Star Rating:

The Roads Not Taken

Director: Sally Potter

Actors: Javier Bardem, Laura Linney, Branka Katic

Release Date: Friday 11th September 2020

Genre(s): Drama

Running time: 85 minutes

While visually striking and admirably singular in its vision, it is ultimately too depressing to recommend

‘The Roads Not Taken’ depicts a day in the life of Leo (Javier Bardem), a writer who is suffering with dementia, as his daughter Molly (Elle Fanning) takes him to the dentist and optometrist. What Molly doesn’t know is that in his head, Leo is on another journey, recalling two distinct periods of his life and how they could have gone differently.

The mystery surrounding ‘The Roads Not Taken’ as to how Leo got here and what is the significance of these points in time he is recalling, has the audience invested almost immediately. We also meet Dolores (Salma Hayek) from an early stage and wonder what happened to that relationship and how Leo ended up in New York.

Javier Bardem delivers a very different, far more devastating performance than his renowned Oscar-winning turn in ‘No Country For Old Men’. Leo is clearly very infirm, speaking words at random and unable to form full sentences. His ailment is physical as well as psychological, as we witness him struggling even to get his legs inside a taxi door. In the dentist’s chair, he keeps sitting up even as the dentist pleads with him to stay still, and eventually soils himself.

Elle Fanning, who previously worked with writer-director Sally Potter in ‘Ginger and Rosa’, is also excellent, besotted with her father and determined to care for him, excessively difficult as it is. She demands he be respected even in this condition, running in with her mum (Laura Linney) about Leo at one point.
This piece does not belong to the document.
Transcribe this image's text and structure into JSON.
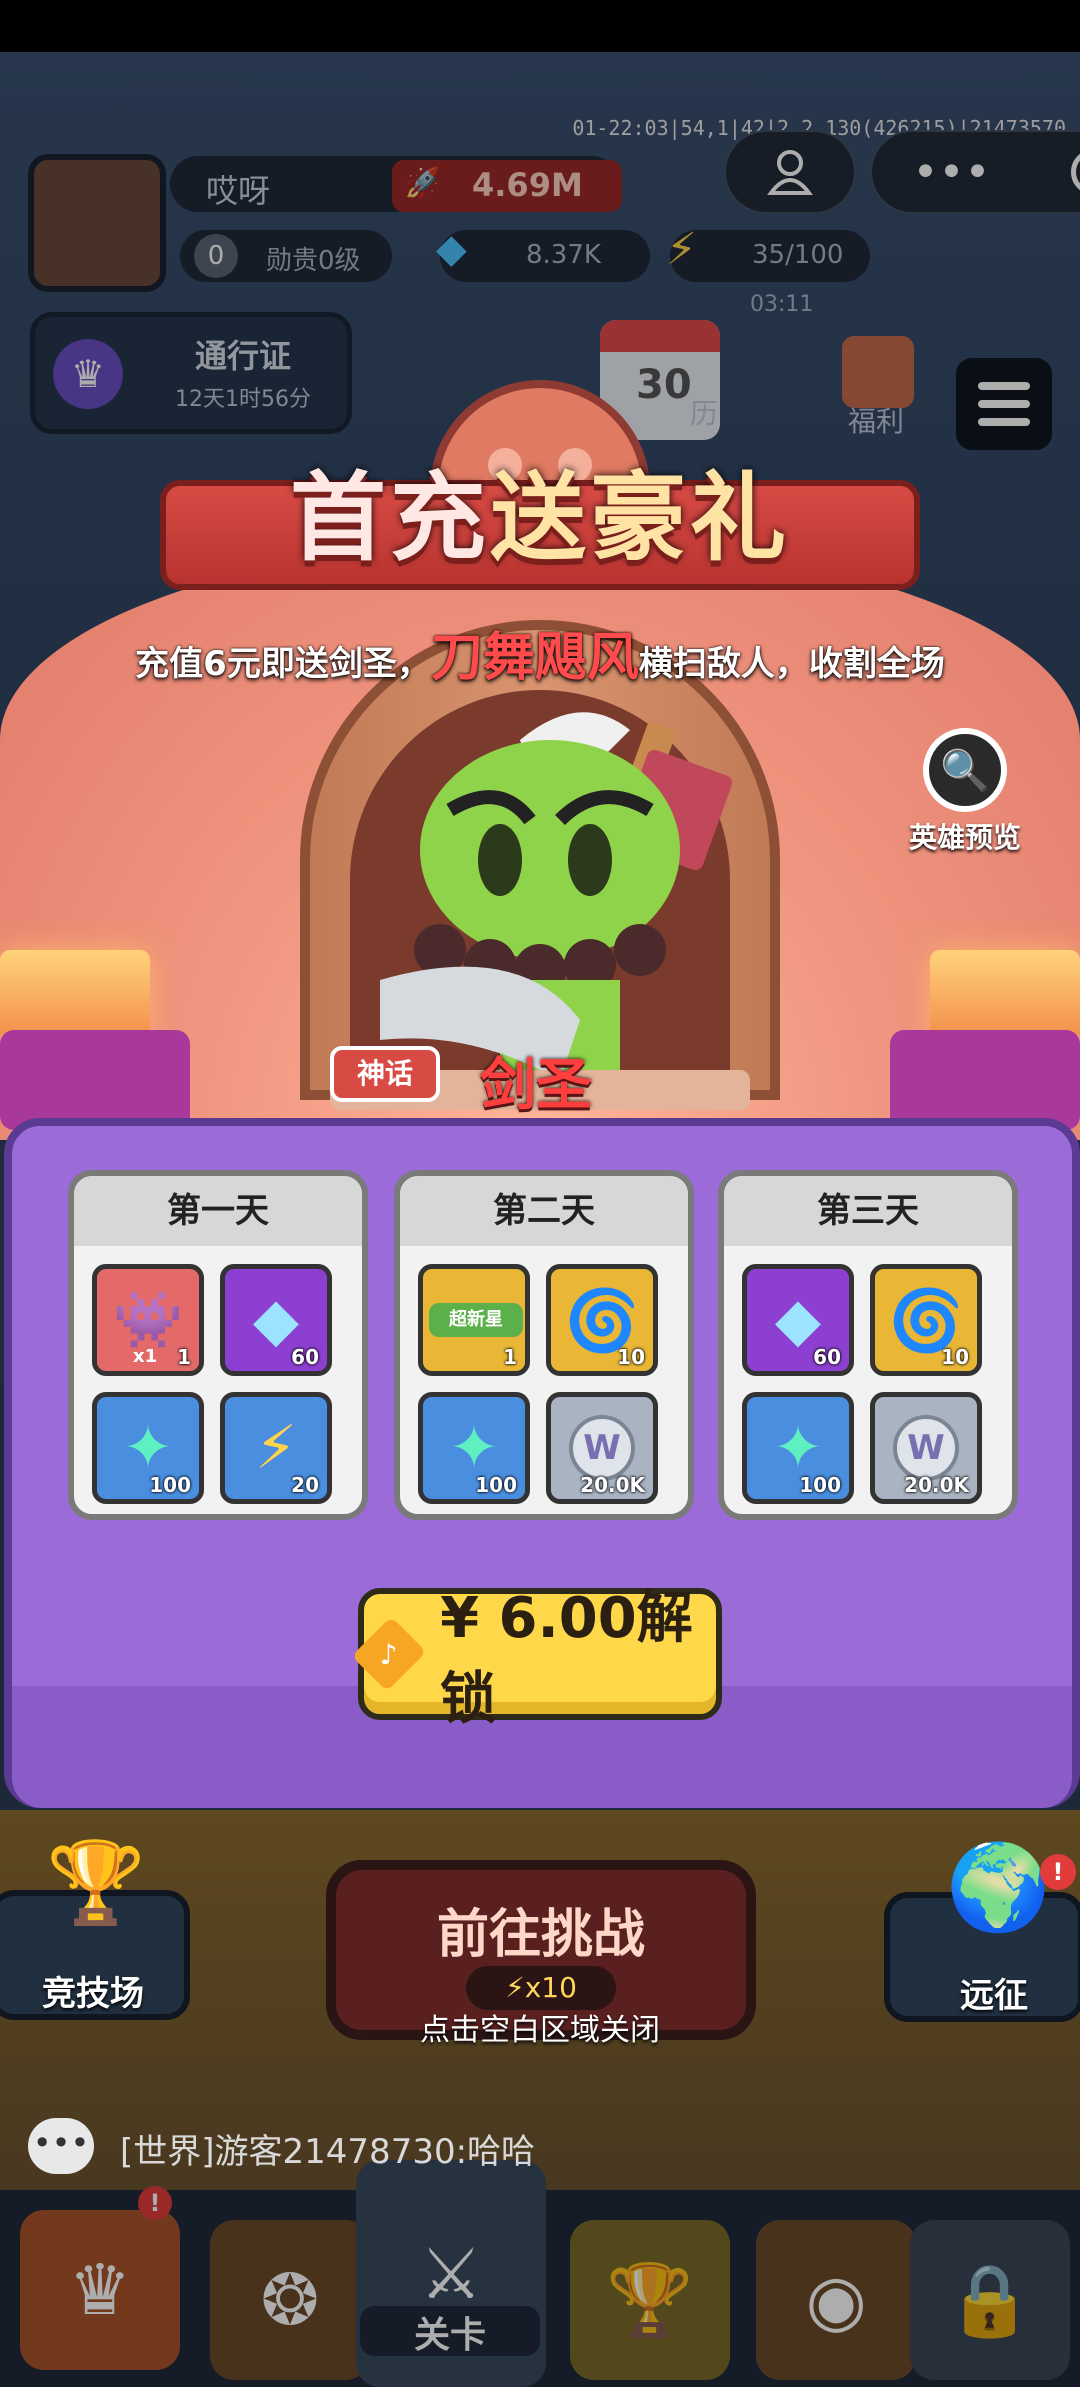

Molly has some beautiful, brief moments of connection with her father, and they make her so content, yet she looks so sad afterwards. You too feel these moments of happiness, but mostly just sad.

Potter’s film has something of an arthouse feel and while visually striking and admirably singular in its vision, it is ultimately too depressing to recommend. Moreover, the narrative is a bit frustrating in that while it emphasises “showing, not telling”, the audience ultimately has to learn a number of key points about Leo’s life through expository dialogue. The film is dedicated to Potter’s brother Nic, who suffered from a form of dementia, and it will undoubtedly prove most harrowing to anyone who has had a loved one in similar circumstances.